## Task directions
The required result is every line of the records that includes "description".

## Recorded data
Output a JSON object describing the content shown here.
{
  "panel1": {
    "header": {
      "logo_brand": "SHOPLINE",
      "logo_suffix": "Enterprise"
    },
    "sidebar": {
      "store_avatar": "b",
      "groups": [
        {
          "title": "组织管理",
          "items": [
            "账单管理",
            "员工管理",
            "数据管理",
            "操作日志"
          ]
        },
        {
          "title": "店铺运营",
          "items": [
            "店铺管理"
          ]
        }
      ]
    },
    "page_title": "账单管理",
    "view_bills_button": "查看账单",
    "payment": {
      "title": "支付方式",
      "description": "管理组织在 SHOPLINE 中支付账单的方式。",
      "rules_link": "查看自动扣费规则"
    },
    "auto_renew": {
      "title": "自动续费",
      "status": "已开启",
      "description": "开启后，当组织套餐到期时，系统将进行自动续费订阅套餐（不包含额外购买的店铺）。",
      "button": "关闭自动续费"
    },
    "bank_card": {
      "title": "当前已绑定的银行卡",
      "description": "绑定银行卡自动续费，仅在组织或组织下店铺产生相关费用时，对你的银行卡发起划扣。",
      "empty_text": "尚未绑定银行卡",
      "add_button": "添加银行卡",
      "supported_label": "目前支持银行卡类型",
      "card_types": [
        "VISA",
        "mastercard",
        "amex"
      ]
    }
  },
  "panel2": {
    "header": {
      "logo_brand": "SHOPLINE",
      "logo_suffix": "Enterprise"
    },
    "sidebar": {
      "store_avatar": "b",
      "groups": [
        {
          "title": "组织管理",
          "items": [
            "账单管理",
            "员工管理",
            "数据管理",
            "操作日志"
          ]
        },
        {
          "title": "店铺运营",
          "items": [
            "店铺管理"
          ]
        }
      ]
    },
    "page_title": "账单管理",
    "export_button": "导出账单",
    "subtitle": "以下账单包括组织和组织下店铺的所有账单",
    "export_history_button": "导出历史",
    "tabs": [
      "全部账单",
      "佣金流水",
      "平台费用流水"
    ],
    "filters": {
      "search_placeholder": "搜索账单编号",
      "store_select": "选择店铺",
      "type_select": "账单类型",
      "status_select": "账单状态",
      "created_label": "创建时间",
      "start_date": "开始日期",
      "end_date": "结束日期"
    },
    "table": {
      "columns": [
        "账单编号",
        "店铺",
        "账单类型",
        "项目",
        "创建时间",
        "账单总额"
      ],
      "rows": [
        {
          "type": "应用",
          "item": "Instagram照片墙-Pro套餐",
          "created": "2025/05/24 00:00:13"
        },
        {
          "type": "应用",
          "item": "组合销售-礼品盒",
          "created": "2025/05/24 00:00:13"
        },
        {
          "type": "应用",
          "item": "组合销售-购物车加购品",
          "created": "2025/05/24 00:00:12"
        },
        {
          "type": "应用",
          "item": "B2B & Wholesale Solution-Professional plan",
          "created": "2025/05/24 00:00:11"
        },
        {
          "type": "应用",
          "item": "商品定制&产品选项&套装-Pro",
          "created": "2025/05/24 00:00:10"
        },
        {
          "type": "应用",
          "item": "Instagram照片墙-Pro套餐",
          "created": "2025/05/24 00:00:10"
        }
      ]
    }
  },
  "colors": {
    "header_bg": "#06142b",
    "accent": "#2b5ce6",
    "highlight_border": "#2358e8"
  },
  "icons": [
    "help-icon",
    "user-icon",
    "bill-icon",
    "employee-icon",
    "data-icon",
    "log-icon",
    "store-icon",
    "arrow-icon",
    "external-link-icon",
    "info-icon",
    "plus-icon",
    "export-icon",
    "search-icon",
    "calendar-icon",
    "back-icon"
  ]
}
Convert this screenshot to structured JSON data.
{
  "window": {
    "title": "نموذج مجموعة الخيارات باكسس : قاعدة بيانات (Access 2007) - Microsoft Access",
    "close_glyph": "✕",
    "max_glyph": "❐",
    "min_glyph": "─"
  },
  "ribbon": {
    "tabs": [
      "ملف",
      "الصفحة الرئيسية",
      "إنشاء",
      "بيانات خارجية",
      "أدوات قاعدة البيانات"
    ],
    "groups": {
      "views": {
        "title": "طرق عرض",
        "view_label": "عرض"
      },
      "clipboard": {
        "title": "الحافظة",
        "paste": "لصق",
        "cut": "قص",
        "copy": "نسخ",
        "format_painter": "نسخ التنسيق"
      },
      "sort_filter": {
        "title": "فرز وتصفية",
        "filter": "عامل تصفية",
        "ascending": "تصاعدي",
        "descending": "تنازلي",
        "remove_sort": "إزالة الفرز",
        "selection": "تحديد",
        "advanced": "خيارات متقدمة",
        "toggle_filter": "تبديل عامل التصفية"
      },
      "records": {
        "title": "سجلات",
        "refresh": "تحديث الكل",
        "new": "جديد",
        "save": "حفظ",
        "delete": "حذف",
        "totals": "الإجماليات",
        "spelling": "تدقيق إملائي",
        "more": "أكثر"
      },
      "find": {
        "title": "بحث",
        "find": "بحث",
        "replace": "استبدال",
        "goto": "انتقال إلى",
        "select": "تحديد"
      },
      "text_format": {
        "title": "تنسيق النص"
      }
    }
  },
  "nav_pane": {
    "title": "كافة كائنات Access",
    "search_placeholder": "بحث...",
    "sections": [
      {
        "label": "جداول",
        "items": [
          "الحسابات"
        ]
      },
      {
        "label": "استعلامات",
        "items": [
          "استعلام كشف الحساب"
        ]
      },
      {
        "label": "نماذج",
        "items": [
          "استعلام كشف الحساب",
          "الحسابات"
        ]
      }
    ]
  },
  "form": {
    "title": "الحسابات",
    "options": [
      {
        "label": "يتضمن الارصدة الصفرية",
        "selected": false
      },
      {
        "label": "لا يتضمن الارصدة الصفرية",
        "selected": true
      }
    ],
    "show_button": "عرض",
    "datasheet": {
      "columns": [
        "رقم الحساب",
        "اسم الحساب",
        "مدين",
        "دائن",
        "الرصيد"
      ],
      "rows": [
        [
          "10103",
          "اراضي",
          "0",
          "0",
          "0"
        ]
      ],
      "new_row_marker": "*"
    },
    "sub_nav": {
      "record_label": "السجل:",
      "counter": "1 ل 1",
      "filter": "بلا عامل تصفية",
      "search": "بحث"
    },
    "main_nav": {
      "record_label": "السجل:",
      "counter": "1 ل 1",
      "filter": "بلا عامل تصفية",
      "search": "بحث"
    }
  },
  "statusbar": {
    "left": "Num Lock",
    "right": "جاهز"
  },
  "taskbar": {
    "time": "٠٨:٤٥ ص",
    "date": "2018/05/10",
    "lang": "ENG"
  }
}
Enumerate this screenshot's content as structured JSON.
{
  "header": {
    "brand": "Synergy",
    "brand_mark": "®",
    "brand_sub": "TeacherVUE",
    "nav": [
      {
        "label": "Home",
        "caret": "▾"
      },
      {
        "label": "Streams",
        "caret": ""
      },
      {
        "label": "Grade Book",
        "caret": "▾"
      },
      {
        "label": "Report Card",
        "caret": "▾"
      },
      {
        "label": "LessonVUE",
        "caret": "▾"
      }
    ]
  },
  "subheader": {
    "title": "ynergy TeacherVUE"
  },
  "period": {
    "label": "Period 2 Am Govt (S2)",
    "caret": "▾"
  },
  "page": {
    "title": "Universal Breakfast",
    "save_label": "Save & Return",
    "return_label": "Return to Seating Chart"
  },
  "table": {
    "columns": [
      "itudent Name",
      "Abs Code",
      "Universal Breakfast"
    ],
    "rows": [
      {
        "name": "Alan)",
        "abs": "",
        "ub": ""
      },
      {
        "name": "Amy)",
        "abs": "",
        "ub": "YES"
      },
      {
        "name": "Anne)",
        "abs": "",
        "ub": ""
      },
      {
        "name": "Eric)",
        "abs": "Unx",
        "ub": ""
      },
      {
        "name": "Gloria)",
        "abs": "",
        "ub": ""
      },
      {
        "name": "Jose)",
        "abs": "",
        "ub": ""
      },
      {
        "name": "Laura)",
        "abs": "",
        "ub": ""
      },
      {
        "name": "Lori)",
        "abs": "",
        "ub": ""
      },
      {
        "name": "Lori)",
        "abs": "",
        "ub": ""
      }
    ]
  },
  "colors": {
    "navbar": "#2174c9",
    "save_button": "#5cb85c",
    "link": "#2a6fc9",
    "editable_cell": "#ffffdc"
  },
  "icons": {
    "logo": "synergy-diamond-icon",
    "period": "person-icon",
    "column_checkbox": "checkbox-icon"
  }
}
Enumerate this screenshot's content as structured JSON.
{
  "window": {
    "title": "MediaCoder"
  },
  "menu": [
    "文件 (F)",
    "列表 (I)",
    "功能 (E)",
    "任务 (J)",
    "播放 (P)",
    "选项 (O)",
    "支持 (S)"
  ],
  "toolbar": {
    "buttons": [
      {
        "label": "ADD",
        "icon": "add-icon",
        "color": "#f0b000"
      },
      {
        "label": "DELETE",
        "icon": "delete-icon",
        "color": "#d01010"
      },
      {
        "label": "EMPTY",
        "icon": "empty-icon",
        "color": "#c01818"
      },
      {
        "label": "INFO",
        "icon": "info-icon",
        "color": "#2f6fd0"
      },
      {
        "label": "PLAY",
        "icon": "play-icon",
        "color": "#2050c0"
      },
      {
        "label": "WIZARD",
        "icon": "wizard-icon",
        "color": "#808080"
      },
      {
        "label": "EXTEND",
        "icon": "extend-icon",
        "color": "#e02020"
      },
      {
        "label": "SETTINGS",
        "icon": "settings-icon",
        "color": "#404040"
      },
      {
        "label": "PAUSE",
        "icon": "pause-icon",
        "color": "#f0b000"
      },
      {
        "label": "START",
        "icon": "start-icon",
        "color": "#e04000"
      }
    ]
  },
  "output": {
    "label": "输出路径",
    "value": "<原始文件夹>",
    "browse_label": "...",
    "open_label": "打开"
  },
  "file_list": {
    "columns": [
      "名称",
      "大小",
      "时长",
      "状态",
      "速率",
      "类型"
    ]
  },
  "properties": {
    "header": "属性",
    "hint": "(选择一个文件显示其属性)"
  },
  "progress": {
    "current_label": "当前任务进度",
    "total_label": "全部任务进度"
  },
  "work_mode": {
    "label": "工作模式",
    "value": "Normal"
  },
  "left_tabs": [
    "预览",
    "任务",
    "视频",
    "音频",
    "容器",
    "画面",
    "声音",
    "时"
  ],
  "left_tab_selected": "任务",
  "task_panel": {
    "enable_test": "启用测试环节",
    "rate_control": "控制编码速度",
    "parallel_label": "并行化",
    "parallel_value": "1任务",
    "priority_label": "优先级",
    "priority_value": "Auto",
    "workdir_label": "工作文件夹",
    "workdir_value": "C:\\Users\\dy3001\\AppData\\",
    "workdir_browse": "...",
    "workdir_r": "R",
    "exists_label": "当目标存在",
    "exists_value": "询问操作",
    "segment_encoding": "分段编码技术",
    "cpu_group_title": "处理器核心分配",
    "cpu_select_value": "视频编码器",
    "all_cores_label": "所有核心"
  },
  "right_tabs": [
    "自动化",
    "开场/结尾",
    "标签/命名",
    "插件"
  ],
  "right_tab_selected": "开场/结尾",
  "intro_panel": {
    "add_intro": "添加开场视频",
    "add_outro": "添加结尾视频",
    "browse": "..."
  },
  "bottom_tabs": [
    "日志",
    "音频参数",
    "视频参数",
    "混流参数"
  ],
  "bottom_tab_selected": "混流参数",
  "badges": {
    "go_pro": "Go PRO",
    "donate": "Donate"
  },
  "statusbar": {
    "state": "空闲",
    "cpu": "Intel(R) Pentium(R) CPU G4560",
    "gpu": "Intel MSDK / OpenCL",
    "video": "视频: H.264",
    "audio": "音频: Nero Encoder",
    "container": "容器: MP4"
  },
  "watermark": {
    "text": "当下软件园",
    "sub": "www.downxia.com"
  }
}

## Answer to this exercise
      "description": "管理组织在 SHOPLINE 中支付账单的方式。",
      "description": "开启后，当组织套餐到期时，系统将进行自动续费订阅套餐（不包含额外购买的店铺）。",
      "description": "绑定银行卡自动续费，仅在组织或组织下店铺产生相关费用时，对你的银行卡发起划扣。",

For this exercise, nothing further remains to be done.